--- MATERIAL FOR THE TASK ---

....

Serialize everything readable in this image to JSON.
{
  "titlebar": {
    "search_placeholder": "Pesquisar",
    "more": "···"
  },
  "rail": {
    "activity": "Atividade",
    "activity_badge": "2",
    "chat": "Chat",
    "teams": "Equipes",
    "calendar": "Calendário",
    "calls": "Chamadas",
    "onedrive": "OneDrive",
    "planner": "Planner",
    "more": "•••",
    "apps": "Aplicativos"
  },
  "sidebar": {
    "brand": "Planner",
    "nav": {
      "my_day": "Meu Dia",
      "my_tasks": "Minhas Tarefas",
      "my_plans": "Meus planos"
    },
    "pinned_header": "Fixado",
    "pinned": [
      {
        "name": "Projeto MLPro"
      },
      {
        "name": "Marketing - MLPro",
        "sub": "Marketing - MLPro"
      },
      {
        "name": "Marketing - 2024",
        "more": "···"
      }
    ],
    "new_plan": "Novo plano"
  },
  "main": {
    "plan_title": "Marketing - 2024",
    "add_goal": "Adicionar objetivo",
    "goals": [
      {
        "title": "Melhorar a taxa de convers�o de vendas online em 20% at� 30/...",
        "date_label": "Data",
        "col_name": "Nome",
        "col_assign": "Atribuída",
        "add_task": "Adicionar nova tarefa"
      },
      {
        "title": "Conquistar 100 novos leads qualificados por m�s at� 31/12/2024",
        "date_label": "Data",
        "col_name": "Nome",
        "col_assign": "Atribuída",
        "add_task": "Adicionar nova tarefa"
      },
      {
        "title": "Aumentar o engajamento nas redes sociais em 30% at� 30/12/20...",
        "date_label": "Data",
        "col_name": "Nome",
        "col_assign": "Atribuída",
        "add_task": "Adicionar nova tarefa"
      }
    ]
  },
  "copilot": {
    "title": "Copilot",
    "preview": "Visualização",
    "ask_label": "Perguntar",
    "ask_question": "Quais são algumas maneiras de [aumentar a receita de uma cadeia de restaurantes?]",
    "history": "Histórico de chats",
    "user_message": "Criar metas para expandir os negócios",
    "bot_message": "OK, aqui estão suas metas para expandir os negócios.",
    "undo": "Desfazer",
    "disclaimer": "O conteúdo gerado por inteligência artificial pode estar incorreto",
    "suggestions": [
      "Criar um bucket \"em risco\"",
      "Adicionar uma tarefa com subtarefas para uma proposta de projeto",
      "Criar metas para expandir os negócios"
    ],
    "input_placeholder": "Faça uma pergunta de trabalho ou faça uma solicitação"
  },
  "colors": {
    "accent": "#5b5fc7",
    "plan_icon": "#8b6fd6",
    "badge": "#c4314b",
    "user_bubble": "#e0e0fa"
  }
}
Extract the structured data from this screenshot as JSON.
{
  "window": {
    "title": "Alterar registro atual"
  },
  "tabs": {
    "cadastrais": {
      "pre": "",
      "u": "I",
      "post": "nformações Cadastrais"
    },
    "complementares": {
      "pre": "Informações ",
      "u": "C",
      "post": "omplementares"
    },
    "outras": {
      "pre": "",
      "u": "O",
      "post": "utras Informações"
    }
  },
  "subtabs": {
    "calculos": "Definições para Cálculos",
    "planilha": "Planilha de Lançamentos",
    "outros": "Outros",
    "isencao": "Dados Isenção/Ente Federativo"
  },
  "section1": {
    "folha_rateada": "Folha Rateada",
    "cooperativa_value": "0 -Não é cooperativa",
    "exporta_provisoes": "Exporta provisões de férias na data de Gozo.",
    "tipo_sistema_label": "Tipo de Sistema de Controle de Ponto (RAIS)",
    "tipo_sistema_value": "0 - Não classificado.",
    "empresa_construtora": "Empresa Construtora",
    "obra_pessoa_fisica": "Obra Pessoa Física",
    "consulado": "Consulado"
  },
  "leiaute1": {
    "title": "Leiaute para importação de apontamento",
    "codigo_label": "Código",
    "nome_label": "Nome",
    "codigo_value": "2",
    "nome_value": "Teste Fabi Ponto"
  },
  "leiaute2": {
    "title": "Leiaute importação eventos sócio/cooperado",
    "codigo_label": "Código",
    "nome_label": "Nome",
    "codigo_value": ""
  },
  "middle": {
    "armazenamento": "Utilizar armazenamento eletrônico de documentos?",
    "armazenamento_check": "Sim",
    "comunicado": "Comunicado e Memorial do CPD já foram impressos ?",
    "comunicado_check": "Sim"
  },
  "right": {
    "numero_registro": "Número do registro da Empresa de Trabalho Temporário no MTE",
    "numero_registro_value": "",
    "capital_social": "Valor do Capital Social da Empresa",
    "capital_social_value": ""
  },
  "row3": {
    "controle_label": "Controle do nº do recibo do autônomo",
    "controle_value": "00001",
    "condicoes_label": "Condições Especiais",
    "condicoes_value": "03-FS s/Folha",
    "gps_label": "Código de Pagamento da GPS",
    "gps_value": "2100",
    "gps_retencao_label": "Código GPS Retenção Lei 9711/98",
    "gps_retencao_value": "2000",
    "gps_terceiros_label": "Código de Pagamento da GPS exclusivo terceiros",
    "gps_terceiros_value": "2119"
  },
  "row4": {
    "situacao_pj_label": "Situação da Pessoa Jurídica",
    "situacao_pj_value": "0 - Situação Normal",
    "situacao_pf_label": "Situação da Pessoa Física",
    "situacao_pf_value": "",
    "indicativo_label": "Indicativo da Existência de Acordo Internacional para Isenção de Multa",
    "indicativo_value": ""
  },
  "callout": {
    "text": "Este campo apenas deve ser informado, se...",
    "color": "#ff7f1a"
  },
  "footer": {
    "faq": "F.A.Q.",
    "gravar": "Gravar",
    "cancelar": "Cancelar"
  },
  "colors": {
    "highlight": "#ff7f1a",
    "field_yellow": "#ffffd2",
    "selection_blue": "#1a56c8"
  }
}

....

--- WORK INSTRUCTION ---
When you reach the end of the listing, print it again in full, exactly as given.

--- ANSWER BOX ---
Serialize everything readable in this image to JSON.
{
  "titlebar": {
    "search_placeholder": "Pesquisar",
    "more": "···"
  },
  "rail": {
    "activity": "Atividade",
    "activity_badge": "2",
    "chat": "Chat",
    "teams": "Equipes",
    "calendar": "Calendário",
    "calls": "Chamadas",
    "onedrive": "OneDrive",
    "planner": "Planner",
    "more": "•••",
    "apps": "Aplicativos"
  },
  "sidebar": {
    "brand": "Planner",
    "nav": {
      "my_day": "Meu Dia",
      "my_tasks": "Minhas Tarefas",
      "my_plans": "Meus planos"
    },
    "pinned_header": "Fixado",
    "pinned": [
      {
        "name": "Projeto MLPro"
      },
      {
        "name": "Marketing - MLPro",
        "sub": "Marketing - MLPro"
      },
      {
        "name": "Marketing - 2024",
        "more": "···"
      }
    ],
    "new_plan": "Novo plano"
  },
  "main": {
    "plan_title": "Marketing - 2024",
    "add_goal": "Adicionar objetivo",
    "goals": [
      {
        "title": "Melhorar a taxa de convers�o de vendas online em 20% at� 30/...",
        "date_label": "Data",
        "col_name": "Nome",
        "col_assign": "Atribuída",
        "add_task": "Adicionar nova tarefa"
      },
      {
        "title": "Conquistar 100 novos leads qualificados por m�s at� 31/12/2024",
        "date_label": "Data",
        "col_name": "Nome",
        "col_assign": "Atribuída",
        "add_task": "Adicionar nova tarefa"
      },
      {
        "title": "Aumentar o engajamento nas redes sociais em 30% at� 30/12/20...",
        "date_label": "Data",
        "col_name": "Nome",
        "col_assign": "Atribuída",
        "add_task": "Adicionar nova tarefa"
      }
    ]
  },
  "copilot": {
    "title": "Copilot",
    "preview": "Visualização",
    "ask_label": "Perguntar",
    "ask_question": "Quais são algumas maneiras de [aumentar a receita de uma cadeia de restaurantes?]",
    "history": "Histórico de chats",
    "user_message": "Criar metas para expandir os negócios",
    "bot_message": "OK, aqui estão suas metas para expandir os negócios.",
    "undo": "Desfazer",
    "disclaimer": "O conteúdo gerado por inteligência artificial pode estar incorreto",
    "suggestions": [
      "Criar um bucket \"em risco\"",
      "Adicionar uma tarefa com subtarefas para uma proposta de projeto",
      "Criar metas para expandir os negócios"
    ],
    "input_placeholder": "Faça uma pergunta de trabalho ou faça uma solicitação"
  },
  "colors": {
    "accent": "#5b5fc7",
    "plan_icon": "#8b6fd6",
    "badge": "#c4314b",
    "user_bubble": "#e0e0fa"
  }
}
Extract the structured data from this screenshot as JSON.
{
  "window": {
    "title": "Alterar registro atual"
  },
  "tabs": {
    "cadastrais": {
      "pre": "",
      "u": "I",
      "post": "nformações Cadastrais"
    },
    "complementares": {
      "pre": "Informações ",
      "u": "C",
      "post": "omplementares"
    },
    "outras": {
      "pre": "",
      "u": "O",
      "post": "utras Informações"
    }
  },
  "subtabs": {
    "calculos": "Definições para Cálculos",
    "planilha": "Planilha de Lançamentos",
    "outros": "Outros",
    "isencao": "Dados Isenção/Ente Federativo"
  },
  "section1": {
    "folha_rateada": "Folha Rateada",
    "cooperativa_value": "0 -Não é cooperativa",
    "exporta_provisoes": "Exporta provisões de férias na data de Gozo.",
    "tipo_sistema_label": "Tipo de Sistema de Controle de Ponto (RAIS)",
    "tipo_sistema_value": "0 - Não classificado.",
    "empresa_construtora": "Empresa Construtora",
    "obra_pessoa_fisica": "Obra Pessoa Física",
    "consulado": "Consulado"
  },
  "leiaute1": {
    "title": "Leiaute para importação de apontamento",
    "codigo_label": "Código",
    "nome_label": "Nome",
    "codigo_value": "2",
    "nome_value": "Teste Fabi Ponto"
  },
  "leiaute2": {
    "title": "Leiaute importação eventos sócio/cooperado",
    "codigo_label": "Código",
    "nome_label": "Nome",
    "codigo_value": ""
  },
  "middle": {
    "armazenamento": "Utilizar armazenamento eletrônico de documentos?",
    "armazenamento_check": "Sim",
    "comunicado": "Comunicado e Memorial do CPD já foram impressos ?",
    "comunicado_check": "Sim"
  },
  "right": {
    "numero_registro": "Número do registro da Empresa de Trabalho Temporário no MTE",
    "numero_registro_value": "",
    "capital_social": "Valor do Capital Social da Empresa",
    "capital_social_value": ""
  },
  "row3": {
    "controle_label": "Controle do nº do recibo do autônomo",
    "controle_value": "00001",
    "condicoes_label": "Condições Especiais",
    "condicoes_value": "03-FS s/Folha",
    "gps_label": "Código de Pagamento da GPS",
    "gps_value": "2100",
    "gps_retencao_label": "Código GPS Retenção Lei 9711/98",
    "gps_retencao_value": "2000",
    "gps_terceiros_label": "Código de Pagamento da GPS exclusivo terceiros",
    "gps_terceiros_value": "2119"
  },
  "row4": {
    "situacao_pj_label": "Situação da Pessoa Jurídica",
    "situacao_pj_value": "0 - Situação Normal",
    "situacao_pf_label": "Situação da Pessoa Física",
    "situacao_pf_value": "",
    "indicativo_label": "Indicativo da Existência de Acordo Internacional para Isenção de Multa",
    "indicativo_value": ""
  },
  "callout": {
    "text": "Este campo apenas deve ser informado, se...",
    "color": "#ff7f1a"
  },
  "footer": {
    "faq": "F.A.Q.",
    "gravar": "Gravar",
    "cancelar": "Cancelar"
  },
  "colors": {
    "highlight": "#ff7f1a",
    "field_yellow": "#ffffd2",
    "selection_blue": "#1a56c8"
  }
}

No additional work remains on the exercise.